___ Material for this exercise

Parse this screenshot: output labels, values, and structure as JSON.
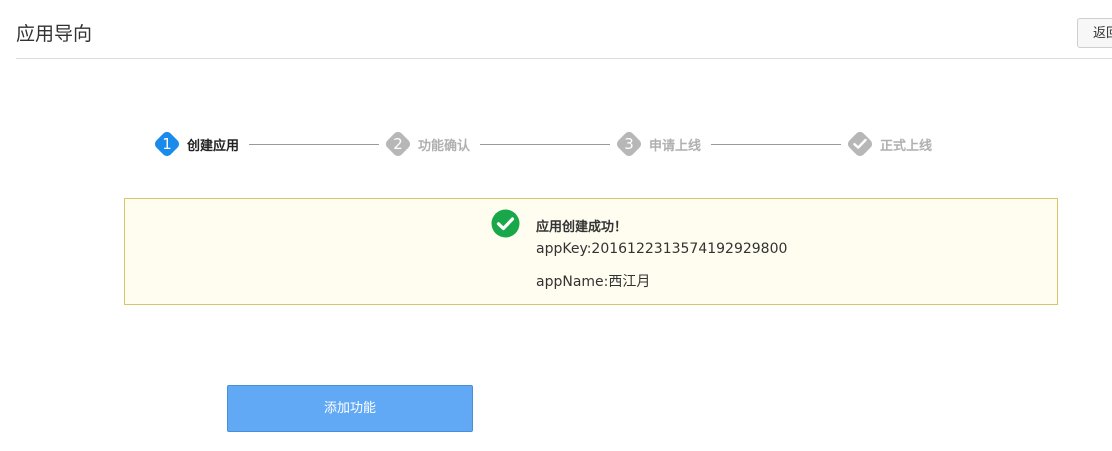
{
  "header": {
    "title": "应用导向",
    "back_label": "返回"
  },
  "steps": [
    {
      "number": "1",
      "label": "创建应用",
      "state": "active",
      "icon": "number"
    },
    {
      "number": "2",
      "label": "功能确认",
      "state": "pending",
      "icon": "number"
    },
    {
      "number": "3",
      "label": "申请上线",
      "state": "pending",
      "icon": "number"
    },
    {
      "number": "",
      "label": "正式上线",
      "state": "pending",
      "icon": "check-icon"
    }
  ],
  "result": {
    "icon": "check-circle-icon",
    "icon_color": "#18a84a",
    "title": "应用创建成功！",
    "app_key": "appKey:20161223135741929298​00",
    "app_name": "appName:西江月"
  },
  "actions": {
    "add_feature_label": "添加功能"
  },
  "colors": {
    "accent": "#1a8bea",
    "inactive": "#b7b7b7",
    "button": "#62a9f5",
    "notice_bg": "#fffdf0",
    "notice_border": "#d7c56b"
  }
}
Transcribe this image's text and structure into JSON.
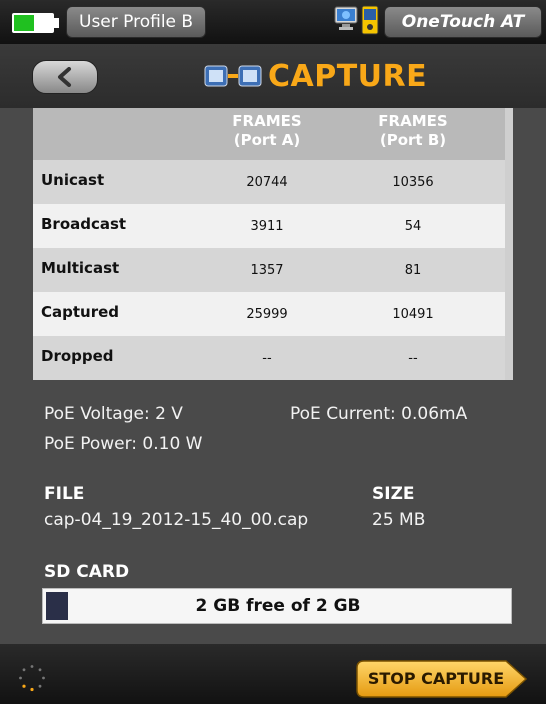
{
  "statusbar": {
    "profile_label": "User Profile B",
    "device_label": "OneTouch AT",
    "battery_icon": "battery-icon",
    "network_icon": "network-icon",
    "tester_icon": "tester-icon"
  },
  "header": {
    "title": "CAPTURE",
    "back_icon": "chevron-left-icon",
    "title_icon": "capture-ports-icon",
    "accent_color": "#f9a818"
  },
  "table": {
    "columns": [
      "FRAMES\n(Port A)",
      "FRAMES\n(Port B)"
    ],
    "col_a_line1": "FRAMES",
    "col_a_line2": "(Port A)",
    "col_b_line1": "FRAMES",
    "col_b_line2": "(Port B)",
    "rows": [
      {
        "label": "Unicast",
        "port_a": "20744",
        "port_b": "10356"
      },
      {
        "label": "Broadcast",
        "port_a": "3911",
        "port_b": "54"
      },
      {
        "label": "Multicast",
        "port_a": "1357",
        "port_b": "81"
      },
      {
        "label": "Captured",
        "port_a": "25999",
        "port_b": "10491"
      },
      {
        "label": "Dropped",
        "port_a": "--",
        "port_b": "--"
      }
    ]
  },
  "poe": {
    "voltage": "PoE Voltage: 2 V",
    "current": "PoE Current: 0.06mA",
    "power": "PoE Power: 0.10 W"
  },
  "file": {
    "file_heading": "FILE",
    "size_heading": "SIZE",
    "file_name": "cap-04_19_2012-15_40_00.cap",
    "file_size": "25 MB"
  },
  "sdcard": {
    "heading": "SD CARD",
    "status": "2 GB free of 2 GB",
    "used_fraction": 0.0
  },
  "footer": {
    "stop_label": "STOP CAPTURE",
    "spinner_icon": "busy-spinner-icon"
  }
}
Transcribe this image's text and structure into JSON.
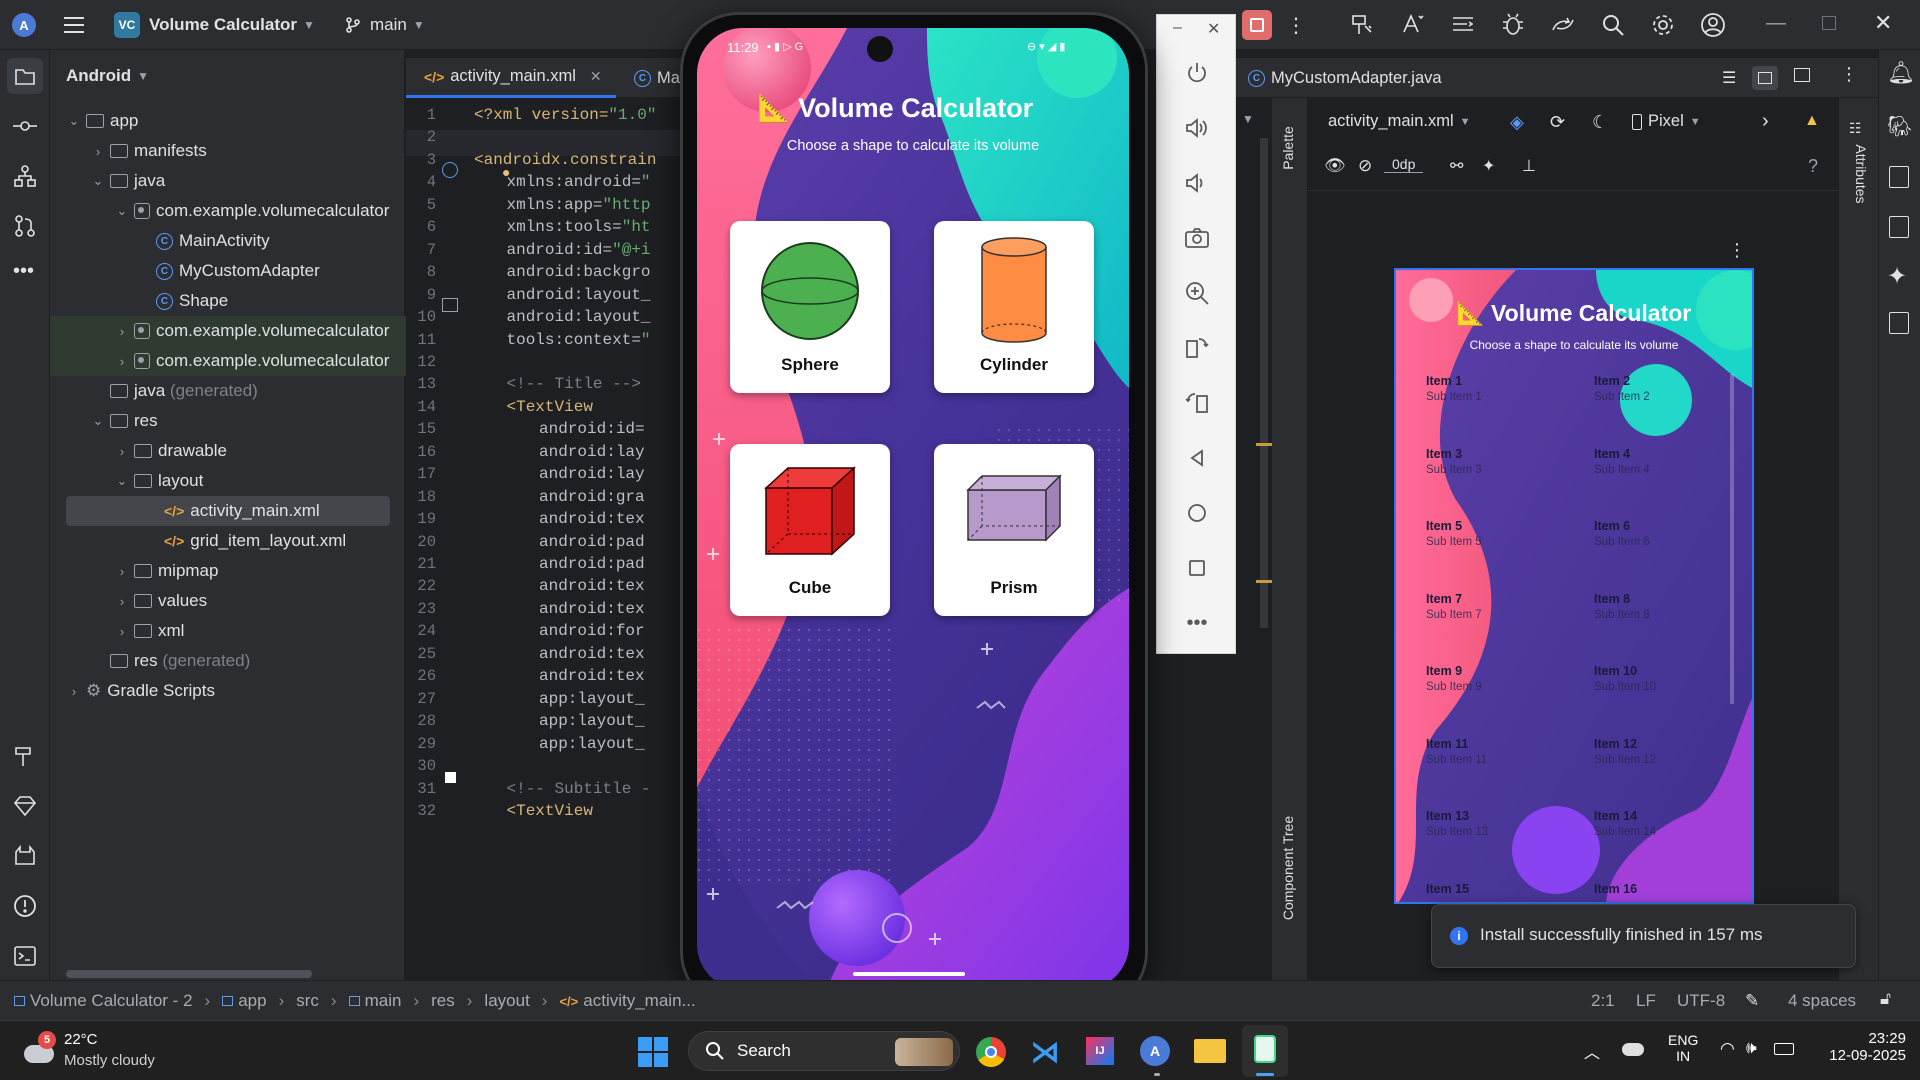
{
  "titlebar": {
    "app_icon_label": "A",
    "project_badge": "VC",
    "project_name": "Volume Calculator",
    "branch": "main"
  },
  "project_panel": {
    "view_selector": "Android",
    "tree": [
      {
        "label": "app"
      },
      {
        "label": "manifests"
      },
      {
        "label": "java"
      },
      {
        "label": "com.example.volumecalculator"
      },
      {
        "label": "MainActivity"
      },
      {
        "label": "MyCustomAdapter"
      },
      {
        "label": "Shape"
      },
      {
        "label": "com.example.volumecalculator"
      },
      {
        "label": "com.example.volumecalculator"
      },
      {
        "label": "java",
        "suffix": "(generated)"
      },
      {
        "label": "res"
      },
      {
        "label": "drawable"
      },
      {
        "label": "layout"
      },
      {
        "label": "activity_main.xml"
      },
      {
        "label": "grid_item_layout.xml"
      },
      {
        "label": "mipmap"
      },
      {
        "label": "values"
      },
      {
        "label": "xml"
      },
      {
        "label": "res",
        "suffix": "(generated)"
      },
      {
        "label": "Gradle Scripts"
      }
    ]
  },
  "editor": {
    "tabs": [
      {
        "label": "activity_main.xml",
        "active": true
      },
      {
        "label": "Ma"
      },
      {
        "label": "MyCustomAdapter.java"
      }
    ],
    "line_numbers": [
      "1",
      "2",
      "3",
      "4",
      "5",
      "6",
      "7",
      "8",
      "9",
      "10",
      "11",
      "12",
      "13",
      "14",
      "15",
      "16",
      "17",
      "18",
      "19",
      "20",
      "21",
      "22",
      "23",
      "24",
      "25",
      "26",
      "27",
      "28",
      "29",
      "30",
      "31",
      "32"
    ],
    "lines": {
      "l1_a": "<?xml version=",
      "l1_b": "\"1.0\"",
      "l3": "<androidx.constrain",
      "l4_a": "xmlns:android=",
      "l4_b": "\"",
      "l5_a": "xmlns:app=",
      "l5_b": "\"http",
      "l6_a": "xmlns:tools=",
      "l6_b": "\"ht",
      "l7_a": "android:id=",
      "l7_b": "\"@+i",
      "l8": "android:backgro",
      "l9": "android:layout_",
      "l10": "android:layout_",
      "l11_a": "tools:context=",
      "l11_b": "\"",
      "l13": "<!-- Title -->",
      "l14": "<TextView",
      "l15": "android:id=",
      "l16": "android:lay",
      "l17": "android:lay",
      "l18": "android:gra",
      "l19": "android:tex",
      "l20": "android:pad",
      "l21": "android:pad",
      "l22": "android:tex",
      "l23": "android:tex",
      "l24": "android:for",
      "l25": "android:tex",
      "l26": "android:tex",
      "l27": "app:layout_",
      "l28": "app:layout_",
      "l29": "app:layout_",
      "l31": "<!-- Subtitle -",
      "l32": "<TextView"
    }
  },
  "phone": {
    "status_time": "11:29",
    "title": "Volume Calculator",
    "subtitle": "Choose a shape to calculate its volume",
    "cards": [
      {
        "label": "Sphere"
      },
      {
        "label": "Cylinder"
      },
      {
        "label": "Cube"
      },
      {
        "label": "Prism"
      }
    ]
  },
  "design": {
    "file_selector": "activity_main.xml",
    "device": "Pixel",
    "margin_value": "0dp",
    "palette_label": "Palette",
    "attributes_label": "Attributes",
    "component_tree_label": "Component Tree",
    "preview_title": "Volume Calculator",
    "preview_subtitle": "Choose a shape to calculate its volume",
    "preview_items": [
      {
        "title": "Item 1",
        "sub": "Sub Item 1"
      },
      {
        "title": "Item 2",
        "sub": "Sub Item 2"
      },
      {
        "title": "Item 3",
        "sub": "Sub Item 3"
      },
      {
        "title": "Item 4",
        "sub": "Sub Item 4"
      },
      {
        "title": "Item 5",
        "sub": "Sub Item 5"
      },
      {
        "title": "Item 6",
        "sub": "Sub Item 6"
      },
      {
        "title": "Item 7",
        "sub": "Sub Item 7"
      },
      {
        "title": "Item 8",
        "sub": "Sub Item 8"
      },
      {
        "title": "Item 9",
        "sub": "Sub Item 9"
      },
      {
        "title": "Item 10",
        "sub": "Sub Item 10"
      },
      {
        "title": "Item 11",
        "sub": "Sub Item 11"
      },
      {
        "title": "Item 12",
        "sub": "Sub Item 12"
      },
      {
        "title": "Item 13",
        "sub": "Sub Item 13"
      },
      {
        "title": "Item 14",
        "sub": "Sub Item 14"
      },
      {
        "title": "Item 15",
        "sub": ""
      },
      {
        "title": "Item 16",
        "sub": ""
      }
    ]
  },
  "toast": {
    "message": "Install successfully finished in 157 ms"
  },
  "statusbar": {
    "breadcrumb": [
      "Volume Calculator - 2",
      "app",
      "src",
      "main",
      "res",
      "layout",
      "activity_main..."
    ],
    "position": "2:1",
    "line_sep": "LF",
    "encoding": "UTF-8",
    "indent": "4 spaces"
  },
  "taskbar": {
    "weather_badge": "5",
    "temperature": "22°C",
    "weather_desc": "Mostly cloudy",
    "search_label": "Search",
    "lang_1": "ENG",
    "lang_2": "IN",
    "time": "23:29",
    "date": "12-09-2025"
  },
  "colors": {
    "ide_bg": "#1e1f22",
    "panel_bg": "#2b2d30",
    "accent": "#3574f0",
    "xml_tag": "#d5b778",
    "xml_string": "#6aab73"
  }
}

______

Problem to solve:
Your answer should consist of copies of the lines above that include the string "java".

Result of the exercise:
        "label": "java"
        "label": "java",
        "label": "MyCustomAdapter.java"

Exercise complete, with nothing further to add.